Cover image for Tales of the iron road : my life as king of the hobos
Tales of the iron road : my life as king of the hobos
Graham, Maury, 1917-2006.
Personal Author:
First edition.
Publication Information:
New York, NY : Paragon House, 1990.
Physical Description:
xvii, 222 pages, 8 unnumbered pages of plates : illustrations ; 24 cm
Personal Subject:
Added Author:
Format :


Call Number
Material Type
Home Location
Item Holds
HV4505 .G83 1990 Adult Non-Fiction Central Closed Stacks

On Order

Reviews 2

Publisher's Weekly Review

Starting in 1931 at age 14, Graham rode the rails until 1980. From a broken home, shunted from father to mother to aunt to married siblings, he found the family he had missed as a child in hobo camps across the country. Writing with the author of Gales of November , he stresses that he is a hobo, and not a bum or a wino, a distinction, he notes, that the general public does not always make. Five times elected King of the Hobos at the annual Hobo convention in Britt, Iowa, he laments the incipient end of hoboing, which has a history dating back to the post-Civil War era and saw its most populous days during the Depression. Now, according to Graham, with the number of rail lines cut, there may be no more than 300 true hobos. This is an intriguing look at a vanishing way of life. Photos not seen by PW. (Jan.) (c) Copyright PWxyz, LLC. All rights reserved

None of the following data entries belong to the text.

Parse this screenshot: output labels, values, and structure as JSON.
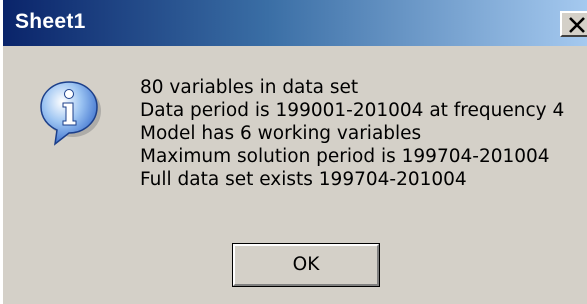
{
  "window": {
    "title": "Sheet1",
    "close_label": "Close"
  },
  "dialog": {
    "icon": "information-icon",
    "messages": [
      "80 variables in data set",
      "Data period is 199001-201004 at frequency 4",
      "Model has 6 working variables",
      "Maximum solution period is 199704-201004",
      "Full data set exists 199704-201004"
    ],
    "ok_label": "OK"
  },
  "colors": {
    "titlebar_start": "#0a246a",
    "titlebar_end": "#a6caf0",
    "dialog_background": "#d4d0c8",
    "info_icon_fill": "#3f7fe0"
  }
}
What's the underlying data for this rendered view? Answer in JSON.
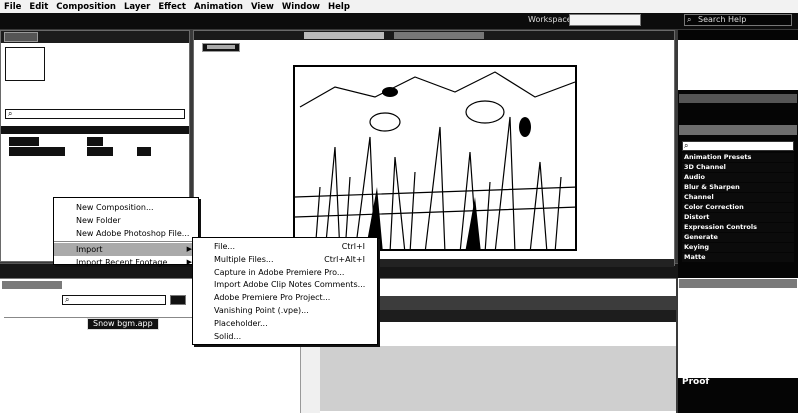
{
  "menubar": {
    "items": [
      "File",
      "Edit",
      "Composition",
      "Layer",
      "Effect",
      "Animation",
      "View",
      "Window",
      "Help"
    ]
  },
  "toolbar": {
    "workspace_label": "Workspace:",
    "search_placeholder": "Search Help"
  },
  "effects": {
    "items": [
      "Animation Presets",
      "3D Channel",
      "Audio",
      "Blur & Sharpen",
      "Channel",
      "Color Correction",
      "Distort",
      "Expression Controls",
      "Generate",
      "Keying",
      "Matte"
    ]
  },
  "context_menu": {
    "items": [
      {
        "label": "New Composition..."
      },
      {
        "label": "New Folder"
      },
      {
        "label": "New Adobe Photoshop File..."
      },
      {
        "label": "Import",
        "submenu": true
      },
      {
        "label": "Import Recent Footage",
        "submenu": true
      }
    ],
    "import_submenu": [
      {
        "label": "File...",
        "shortcut": "Ctrl+I"
      },
      {
        "label": "Multiple Files...",
        "shortcut": "Ctrl+Alt+I"
      },
      {
        "label": "Capture in Adobe Premiere Pro..."
      },
      {
        "label": "Import Adobe Clip Notes Comments..."
      },
      {
        "label": "Adobe Premiere Pro Project..."
      },
      {
        "label": "Vanishing Point (.vpe)..."
      },
      {
        "label": "Placeholder..."
      },
      {
        "label": "Solid..."
      }
    ]
  },
  "timeline": {
    "layer_name": "Snow bgm.app"
  },
  "lower_right": {
    "text": "Proof"
  }
}
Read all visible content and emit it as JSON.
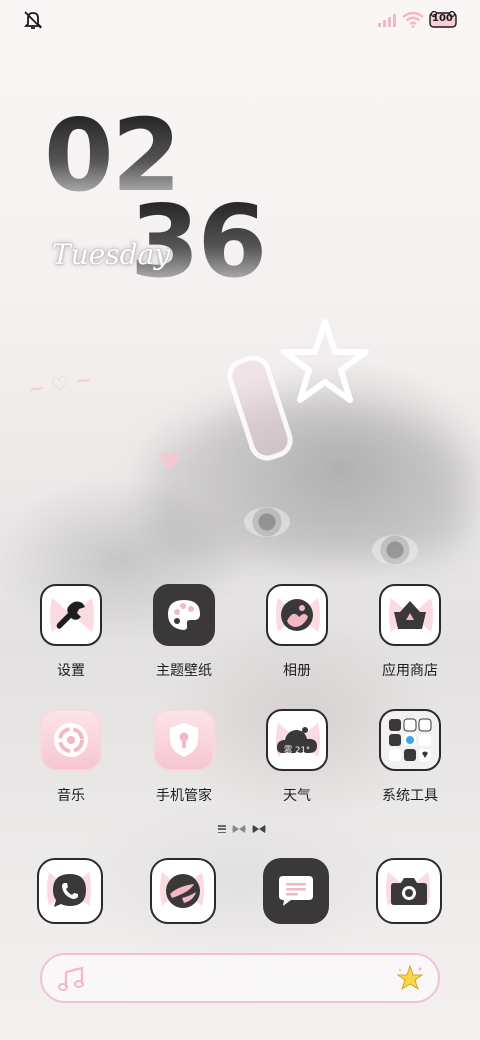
{
  "status_bar": {
    "left_icon": "mute-bell-icon",
    "signal_icon": "signal-bars-icon",
    "wifi_icon": "wifi-icon",
    "battery_level": "100",
    "accent_color": "#f2b8c6"
  },
  "clock": {
    "hour": "02",
    "minute": "36",
    "day": "Tuesday"
  },
  "apps": [
    {
      "label": "设置",
      "icon": "wrench-icon"
    },
    {
      "label": "主题壁纸",
      "icon": "palette-icon"
    },
    {
      "label": "相册",
      "icon": "photo-album-icon"
    },
    {
      "label": "应用商店",
      "icon": "shopping-basket-icon"
    },
    {
      "label": "音乐",
      "icon": "music-disc-icon"
    },
    {
      "label": "手机管家",
      "icon": "shield-icon"
    },
    {
      "label": "天气",
      "icon": "cloud-weather-icon",
      "weather_text": "雾 21°"
    },
    {
      "label": "系统工具",
      "icon": "tools-folder-icon"
    }
  ],
  "dock": [
    {
      "name": "phone",
      "icon": "phone-icon"
    },
    {
      "name": "browser",
      "icon": "browser-globe-icon"
    },
    {
      "name": "messages",
      "icon": "message-bubble-icon"
    },
    {
      "name": "camera",
      "icon": "camera-icon"
    }
  ],
  "page_indicator": {
    "pages": 3,
    "current": 1
  },
  "search_bar": {
    "left_icon": "music-note-icon",
    "right_icon": "sparkle-star-icon"
  },
  "colors": {
    "icon_dark": "#3a3838",
    "pink": "#f2b8c6",
    "pink_light": "#fde4e9"
  }
}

Library Journal Review

More like the gypsy than the homeless drifter, the hobo is truly a character of unique attraction, though representing a socially unacceptable way of life. Closely aligned with America's system of railroads, hobos and hoboing have been around since the Civil War, although they were much popularized during the Great Depression. ``Steam Train'' Graham began hoboing in 1931 and by 1980 had traveled countless miles across the nation. In more recent years, he has become a celebrity of sorts. In this remarkable book he relates a saga of his life and travels, not a sociological treatise. Graham has a wife and two daughters, and they share a strong sense of family. His story does much to establish a definitive history of the American hobo. Highly recommended for most collections.-- Boyd Childress, Auburn Univ. Lib., Ala. (c) Copyright 2010. Library Journals LLC, a wholly owned subsidiary of Media Source, Inc. No redistribution permitted.